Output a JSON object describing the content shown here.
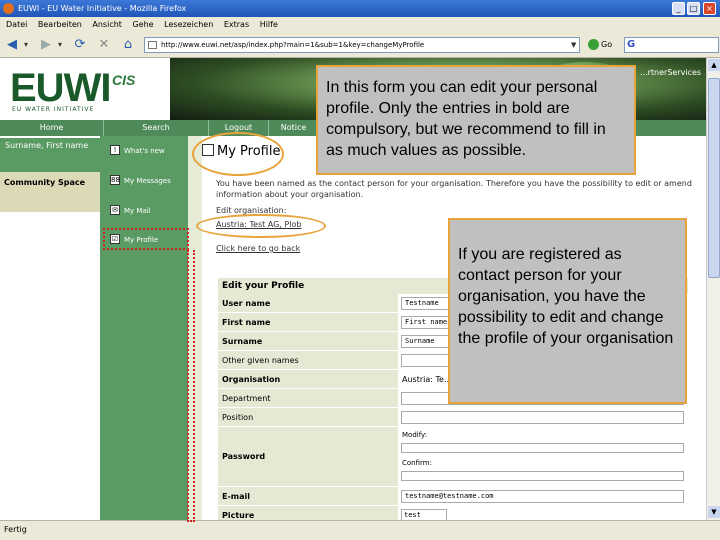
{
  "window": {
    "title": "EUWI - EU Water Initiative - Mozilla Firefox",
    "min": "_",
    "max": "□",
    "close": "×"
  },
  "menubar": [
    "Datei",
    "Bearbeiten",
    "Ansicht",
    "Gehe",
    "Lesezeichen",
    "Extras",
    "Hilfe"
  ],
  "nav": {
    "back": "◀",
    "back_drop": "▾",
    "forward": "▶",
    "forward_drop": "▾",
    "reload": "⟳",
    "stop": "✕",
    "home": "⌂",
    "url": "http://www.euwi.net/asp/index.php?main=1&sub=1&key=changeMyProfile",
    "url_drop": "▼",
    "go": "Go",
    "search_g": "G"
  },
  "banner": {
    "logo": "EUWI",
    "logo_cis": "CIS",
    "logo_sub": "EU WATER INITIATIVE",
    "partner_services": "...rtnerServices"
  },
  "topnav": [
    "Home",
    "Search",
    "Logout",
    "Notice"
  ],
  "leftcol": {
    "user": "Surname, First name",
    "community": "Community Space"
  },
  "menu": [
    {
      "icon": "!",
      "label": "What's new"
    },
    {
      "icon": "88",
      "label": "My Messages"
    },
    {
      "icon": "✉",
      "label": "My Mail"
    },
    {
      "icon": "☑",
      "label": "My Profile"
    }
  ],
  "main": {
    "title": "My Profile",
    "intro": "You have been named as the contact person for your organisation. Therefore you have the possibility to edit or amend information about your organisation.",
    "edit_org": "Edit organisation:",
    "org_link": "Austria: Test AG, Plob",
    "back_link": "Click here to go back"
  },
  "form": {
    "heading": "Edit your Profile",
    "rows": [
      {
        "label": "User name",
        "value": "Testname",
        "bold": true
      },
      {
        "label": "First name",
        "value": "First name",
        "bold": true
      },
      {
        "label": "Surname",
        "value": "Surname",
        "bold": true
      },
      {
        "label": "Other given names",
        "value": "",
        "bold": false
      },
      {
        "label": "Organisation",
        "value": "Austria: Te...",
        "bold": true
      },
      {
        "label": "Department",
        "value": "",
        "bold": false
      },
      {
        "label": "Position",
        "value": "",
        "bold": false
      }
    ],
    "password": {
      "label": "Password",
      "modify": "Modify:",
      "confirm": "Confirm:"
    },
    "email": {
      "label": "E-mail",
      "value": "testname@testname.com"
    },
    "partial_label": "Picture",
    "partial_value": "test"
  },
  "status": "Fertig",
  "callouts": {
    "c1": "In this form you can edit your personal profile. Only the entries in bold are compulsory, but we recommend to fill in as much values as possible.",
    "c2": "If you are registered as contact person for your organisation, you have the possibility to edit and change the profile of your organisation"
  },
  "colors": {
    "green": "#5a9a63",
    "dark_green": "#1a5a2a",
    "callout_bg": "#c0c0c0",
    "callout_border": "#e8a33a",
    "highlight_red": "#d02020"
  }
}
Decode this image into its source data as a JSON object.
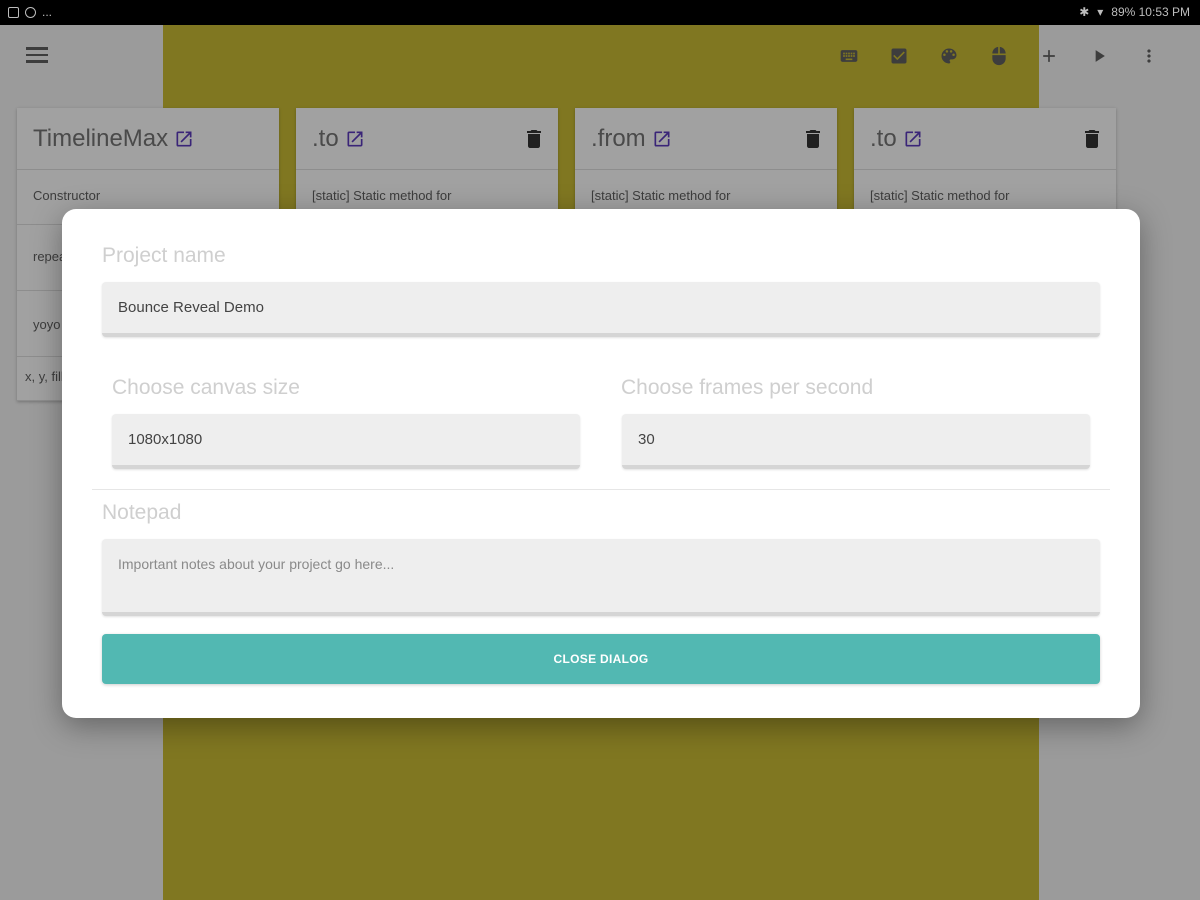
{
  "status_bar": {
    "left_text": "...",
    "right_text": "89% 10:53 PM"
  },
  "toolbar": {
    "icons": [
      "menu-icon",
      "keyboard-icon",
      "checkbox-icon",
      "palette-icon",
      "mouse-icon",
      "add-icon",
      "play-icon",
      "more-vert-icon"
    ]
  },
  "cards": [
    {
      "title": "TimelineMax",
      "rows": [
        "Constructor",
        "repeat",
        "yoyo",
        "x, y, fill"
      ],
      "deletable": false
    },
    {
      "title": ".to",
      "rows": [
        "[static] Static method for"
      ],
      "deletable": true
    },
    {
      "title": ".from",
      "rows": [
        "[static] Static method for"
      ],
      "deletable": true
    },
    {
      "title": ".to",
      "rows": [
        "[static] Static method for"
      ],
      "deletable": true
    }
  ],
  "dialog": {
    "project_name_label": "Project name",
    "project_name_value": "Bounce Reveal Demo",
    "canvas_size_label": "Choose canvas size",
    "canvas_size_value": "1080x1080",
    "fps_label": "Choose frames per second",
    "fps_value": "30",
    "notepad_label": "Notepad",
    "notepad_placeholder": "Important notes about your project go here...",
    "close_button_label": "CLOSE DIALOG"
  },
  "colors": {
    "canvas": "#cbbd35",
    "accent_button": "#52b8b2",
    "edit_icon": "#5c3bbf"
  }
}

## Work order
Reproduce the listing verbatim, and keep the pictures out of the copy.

## Task answer
Output a JSON object describing the content shown here.
{
  "window": {
    "title": "EUWI - EU Water Initiative - Mozilla Firefox",
    "min": "_",
    "max": "□",
    "close": "×"
  },
  "menubar": [
    "Datei",
    "Bearbeiten",
    "Ansicht",
    "Gehe",
    "Lesezeichen",
    "Extras",
    "Hilfe"
  ],
  "nav": {
    "back": "◀",
    "back_drop": "▾",
    "forward": "▶",
    "forward_drop": "▾",
    "reload": "⟳",
    "stop": "✕",
    "home": "⌂",
    "url": "http://www.euwi.net/asp/index.php?main=1&sub=1&key=changeMyProfile",
    "url_drop": "▼",
    "go": "Go",
    "search_g": "G"
  },
  "banner": {
    "logo": "EUWI",
    "logo_cis": "CIS",
    "logo_sub": "EU WATER INITIATIVE",
    "partner_services": "...rtnerServices"
  },
  "topnav": [
    "Home",
    "Search",
    "Logout",
    "Notice"
  ],
  "leftcol": {
    "user": "Surname, First name",
    "community": "Community Space"
  },
  "menu": [
    {
      "icon": "!",
      "label": "What's new"
    },
    {
      "icon": "88",
      "label": "My Messages"
    },
    {
      "icon": "✉",
      "label": "My Mail"
    },
    {
      "icon": "☑",
      "label": "My Profile"
    }
  ],
  "main": {
    "title": "My Profile",
    "intro": "You have been named as the contact person for your organisation. Therefore you have the possibility to edit or amend information about your organisation.",
    "edit_org": "Edit organisation:",
    "org_link": "Austria: Test AG, Plob",
    "back_link": "Click here to go back"
  },
  "form": {
    "heading": "Edit your Profile",
    "rows": [
      {
        "label": "User name",
        "value": "Testname",
        "bold": true
      },
      {
        "label": "First name",
        "value": "First name",
        "bold": true
      },
      {
        "label": "Surname",
        "value": "Surname",
        "bold": true
      },
      {
        "label": "Other given names",
        "value": "",
        "bold": false
      },
      {
        "label": "Organisation",
        "value": "Austria: Te...",
        "bold": true
      },
      {
        "label": "Department",
        "value": "",
        "bold": false
      },
      {
        "label": "Position",
        "value": "",
        "bold": false
      }
    ],
    "password": {
      "label": "Password",
      "modify": "Modify:",
      "confirm": "Confirm:"
    },
    "email": {
      "label": "E-mail",
      "value": "testname@testname.com"
    },
    "partial_label": "Picture",
    "partial_value": "test"
  },
  "status": "Fertig",
  "callouts": {
    "c1": "In this form you can edit your personal profile. Only the entries in bold are compulsory, but we recommend to fill in as much values as possible.",
    "c2": "If you are registered as contact person for your organisation, you have the possibility to edit and change the profile of your organisation"
  },
  "colors": {
    "green": "#5a9a63",
    "dark_green": "#1a5a2a",
    "callout_bg": "#c0c0c0",
    "callout_border": "#e8a33a",
    "highlight_red": "#d02020"
  }
}
Decode this image into its source data as a JSON object.
{
  "status_bar": {
    "left_text": "...",
    "right_text": "89% 10:53 PM"
  },
  "toolbar": {
    "icons": [
      "menu-icon",
      "keyboard-icon",
      "checkbox-icon",
      "palette-icon",
      "mouse-icon",
      "add-icon",
      "play-icon",
      "more-vert-icon"
    ]
  },
  "cards": [
    {
      "title": "TimelineMax",
      "rows": [
        "Constructor",
        "repeat",
        "yoyo",
        "x, y, fill"
      ],
      "deletable": false
    },
    {
      "title": ".to",
      "rows": [
        "[static] Static method for"
      ],
      "deletable": true
    },
    {
      "title": ".from",
      "rows": [
        "[static] Static method for"
      ],
      "deletable": true
    },
    {
      "title": ".to",
      "rows": [
        "[static] Static method for"
      ],
      "deletable": true
    }
  ],
  "dialog": {
    "project_name_label": "Project name",
    "project_name_value": "Bounce Reveal Demo",
    "canvas_size_label": "Choose canvas size",
    "canvas_size_value": "1080x1080",
    "fps_label": "Choose frames per second",
    "fps_value": "30",
    "notepad_label": "Notepad",
    "notepad_placeholder": "Important notes about your project go here...",
    "close_button_label": "CLOSE DIALOG"
  },
  "colors": {
    "canvas": "#cbbd35",
    "accent_button": "#52b8b2",
    "edit_icon": "#5c3bbf"
  }
}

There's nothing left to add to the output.